> _Records for this task_:
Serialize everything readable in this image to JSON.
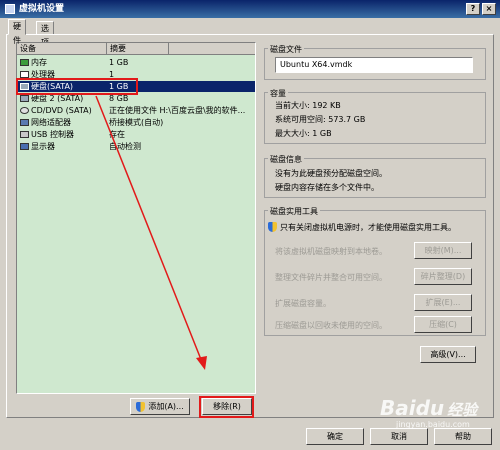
{
  "window": {
    "title": "虚拟机设置",
    "close_glyph": "×",
    "help_glyph": "?"
  },
  "tabs": [
    {
      "label": "硬件"
    },
    {
      "label": "选项"
    }
  ],
  "device_list": {
    "columns": [
      "设备",
      "摘要"
    ],
    "rows": [
      {
        "name": "内存",
        "summary": "1 GB",
        "icon": "memory-icon"
      },
      {
        "name": "处理器",
        "summary": "1",
        "icon": "cpu-icon"
      },
      {
        "name": "硬盘(SATA)",
        "summary": "1 GB",
        "icon": "hard-disk-icon",
        "selected": true
      },
      {
        "name": "硬盘 2 (SATA)",
        "summary": "8 GB",
        "icon": "hard-disk-icon"
      },
      {
        "name": "CD/DVD (SATA)",
        "summary": "正在使用文件 H:\\百度云盘\\我的软件...",
        "icon": "cd-dvd-icon"
      },
      {
        "name": "网络适配器",
        "summary": "桥接模式(自动)",
        "icon": "network-adapter-icon"
      },
      {
        "name": "USB 控制器",
        "summary": "存在",
        "icon": "usb-icon"
      },
      {
        "name": "显示器",
        "summary": "自动检测",
        "icon": "display-icon"
      }
    ],
    "add_label": "添加(A)...",
    "remove_label": "移除(R)"
  },
  "disk_file": {
    "legend": "磁盘文件",
    "value": "Ubuntu X64.vmdk"
  },
  "capacity": {
    "legend": "容量",
    "current_size": "当前大小: 192 KB",
    "free_space": "系统可用空间: 573.7 GB",
    "max_size": "最大大小: 1 GB"
  },
  "disk_info": {
    "legend": "磁盘信息",
    "line1": "没有为此硬盘预分配磁盘空间。",
    "line2": "硬盘内容存储在多个文件中。"
  },
  "disk_utilities": {
    "legend": "磁盘实用工具",
    "notice": "只有关闭虚拟机电源时，才能使用磁盘实用工具。",
    "map_desc": "将该虚拟机磁盘映射到本地卷。",
    "map_label": "映射(M)...",
    "defrag_desc": "整理文件碎片并整合可用空间。",
    "defrag_label": "碎片整理(D)",
    "expand_desc": "扩展磁盘容量。",
    "expand_label": "扩展(E)...",
    "compact_desc": "压缩磁盘以回收未使用的空间。",
    "compact_label": "压缩(C)"
  },
  "advanced_label": "高级(V)...",
  "footer": {
    "ok_label": "确定",
    "cancel_label": "取消",
    "help_label": "帮助"
  },
  "watermark": {
    "brand": "Baidu",
    "sub": "经验",
    "url": "jingyan.baidu.com"
  },
  "colors": {
    "annotation_red": "#e21a1a",
    "selection": "#0a246a",
    "list_bg": "#cfe8cf"
  }
}
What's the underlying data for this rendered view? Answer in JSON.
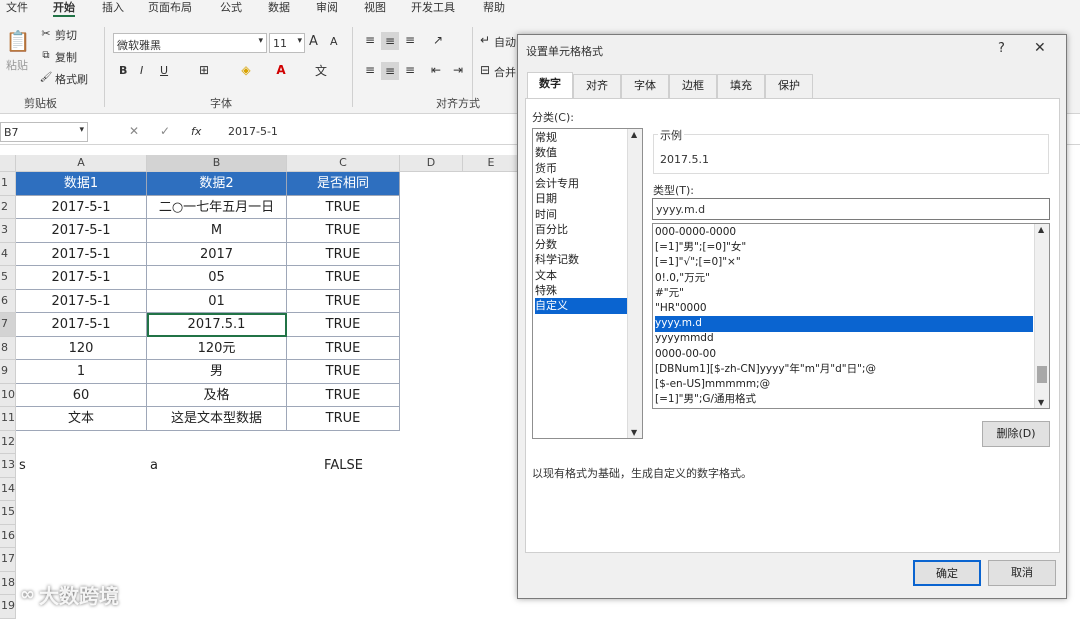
{
  "menu": [
    "文件",
    "开始",
    "插入",
    "页面布局",
    "公式",
    "数据",
    "审阅",
    "视图",
    "开发工具",
    "帮助"
  ],
  "ribbon": {
    "paste_label": "粘贴",
    "cut_label": "剪切",
    "copy_label": "复制",
    "format_painter_label": "格式刷",
    "clipboard_group": "剪贴板",
    "font_name": "微软雅黑",
    "font_size": "11",
    "font_group": "字体",
    "align_group": "对齐方式",
    "wrap_label": "自动",
    "merge_label": "合并",
    "bold": "B",
    "italic": "I",
    "underline": "U",
    "grow_font": "A",
    "shrink_font": "A"
  },
  "formula_bar": {
    "name_box": "B7",
    "fx": "fx",
    "value": "2017-5-1"
  },
  "sheet": {
    "columns": [
      "A",
      "B",
      "C",
      "D",
      "E"
    ],
    "rows": [
      "1",
      "2",
      "3",
      "4",
      "5",
      "6",
      "7",
      "8",
      "9",
      "10",
      "11",
      "12",
      "13",
      "14",
      "15",
      "16",
      "17",
      "18",
      "19"
    ],
    "header": [
      "数据1",
      "数据2",
      "是否相同"
    ],
    "data": [
      [
        "2017-5-1",
        "二○一七年五月一日",
        "TRUE"
      ],
      [
        "2017-5-1",
        "M",
        "TRUE"
      ],
      [
        "2017-5-1",
        "2017",
        "TRUE"
      ],
      [
        "2017-5-1",
        "05",
        "TRUE"
      ],
      [
        "2017-5-1",
        "01",
        "TRUE"
      ],
      [
        "2017-5-1",
        "2017.5.1",
        "TRUE"
      ],
      [
        "120",
        "120元",
        "TRUE"
      ],
      [
        "1",
        "男",
        "TRUE"
      ],
      [
        "60",
        "及格",
        "TRUE"
      ],
      [
        "文本",
        "这是文本型数据",
        "TRUE"
      ]
    ],
    "row13": [
      "s",
      "a",
      "FALSE"
    ]
  },
  "dialog": {
    "title": "设置单元格格式",
    "help": "?",
    "close": "✕",
    "tabs": [
      "数字",
      "对齐",
      "字体",
      "边框",
      "填充",
      "保护"
    ],
    "category_label": "分类(C):",
    "categories": [
      "常规",
      "数值",
      "货币",
      "会计专用",
      "日期",
      "时间",
      "百分比",
      "分数",
      "科学记数",
      "文本",
      "特殊",
      "自定义"
    ],
    "selected_category": 11,
    "sample_label": "示例",
    "sample_value": "2017.5.1",
    "type_label": "类型(T):",
    "type_value": "yyyy.m.d",
    "formats": [
      "000-0000-0000",
      "[=1]\"男\";[=0]\"女\"",
      "[=1]\"√\";[=0]\"×\"",
      "0!.0,\"万元\"",
      "#\"元\"",
      "\"HR\"0000",
      "yyyy.m.d",
      "yyyymmdd",
      "0000-00-00",
      "[DBNum1][$-zh-CN]yyyy\"年\"m\"月\"d\"日\";@",
      "[$-en-US]mmmmm;@",
      "[=1]\"男\";G/通用格式"
    ],
    "selected_format": 6,
    "delete_button": "删除(D)",
    "description": "以现有格式为基础，生成自定义的数字格式。",
    "ok_button": "确定",
    "cancel_button": "取消"
  },
  "watermark": "大数跨境",
  "colors": {
    "header_fill": "#2e6fbf",
    "selection": "#0a64d0",
    "excel_green": "#217346"
  }
}
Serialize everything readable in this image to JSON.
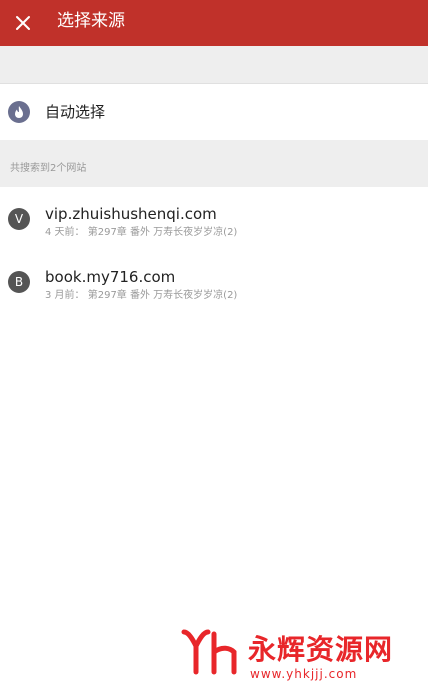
{
  "header": {
    "title": "选择来源",
    "close_icon": "close-icon"
  },
  "auto_select": {
    "label": "自动选择",
    "icon": "flame-icon"
  },
  "section": {
    "label": "共搜索到2个网站"
  },
  "sources": [
    {
      "avatar_letter": "V",
      "name": "vip.zhuishushenqi.com",
      "subtitle": "4 天前： 第297章 番外 万寿长夜岁岁凉(2)"
    },
    {
      "avatar_letter": "B",
      "name": "book.my716.com",
      "subtitle": "3 月前： 第297章 番外 万寿长夜岁岁凉(2)"
    }
  ],
  "watermark": {
    "logo": "YH",
    "text": "永辉资源网",
    "url": "www.yhkjjj.com"
  },
  "colors": {
    "header_bg": "#c0312a",
    "accent_red": "#e8262a",
    "gray_bg": "#eeeeee",
    "auto_icon_bg": "#6a6f8f"
  }
}
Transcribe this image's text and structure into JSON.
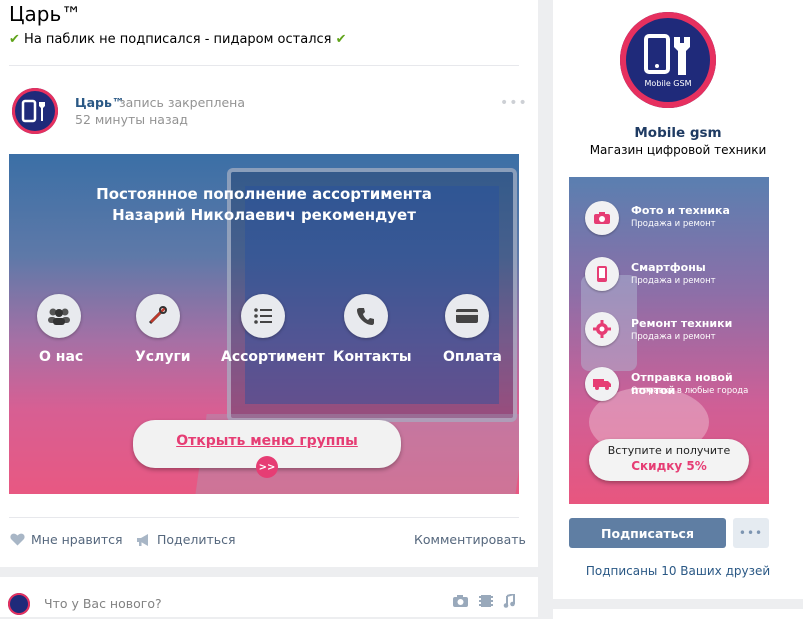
{
  "group": {
    "name": "Царь™",
    "status": "На паблик не подписался - пидаром остался",
    "status_icon": "✔"
  },
  "post": {
    "author": "Царь™",
    "pinned_label": "запись закреплена",
    "time": "52 минуты назад",
    "more": "•••",
    "avatar_caption": "Mobile GSM",
    "banner": {
      "line1": "Постоянное пополнение ассортимента",
      "line2": "Назарий Николаевич рекомендует",
      "menu": [
        {
          "label": "О нас",
          "icon": "people-icon"
        },
        {
          "label": "Услуги",
          "icon": "tools-icon"
        },
        {
          "label": "Ассортимент",
          "icon": "list-icon"
        },
        {
          "label": "Контакты",
          "icon": "phone-icon"
        },
        {
          "label": "Оплата",
          "icon": "card-icon"
        }
      ],
      "open_button": "Открыть меню группы",
      "open_arrow": ">>"
    },
    "actions": {
      "like": "Мне нравится",
      "share": "Поделиться",
      "comment": "Комментировать"
    }
  },
  "composer": {
    "placeholder": "Что у Вас нового?"
  },
  "sidebar": {
    "avatar_caption": "Mobile GSM",
    "name": "Mobile gsm",
    "description": "Магазин цифровой техники",
    "ad": {
      "items": [
        {
          "title": "Фото и техника",
          "subtitle": "Продажа и ремонт",
          "icon": "camera-icon"
        },
        {
          "title": "Смартфоны",
          "subtitle": "Продажа и ремонт",
          "icon": "smartphone-icon"
        },
        {
          "title": "Ремонт техники",
          "subtitle": "Продажа и ремонт",
          "icon": "gear-icon"
        },
        {
          "title": "Отправка новой почтой",
          "subtitle": "Отправка в любые города",
          "icon": "truck-icon"
        }
      ],
      "promo_line1": "Вступите и получите",
      "promo_line2": "Скидку 5%"
    },
    "subscribe": "Подписаться",
    "more": "•••",
    "friends": "Подписаны 10 Ваших друзей"
  },
  "colors": {
    "accent": "#e63d74",
    "link": "#2a5885",
    "button": "#5f7ea3",
    "check": "#5fa319"
  }
}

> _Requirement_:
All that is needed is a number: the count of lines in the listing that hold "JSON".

> _Answer box_:
4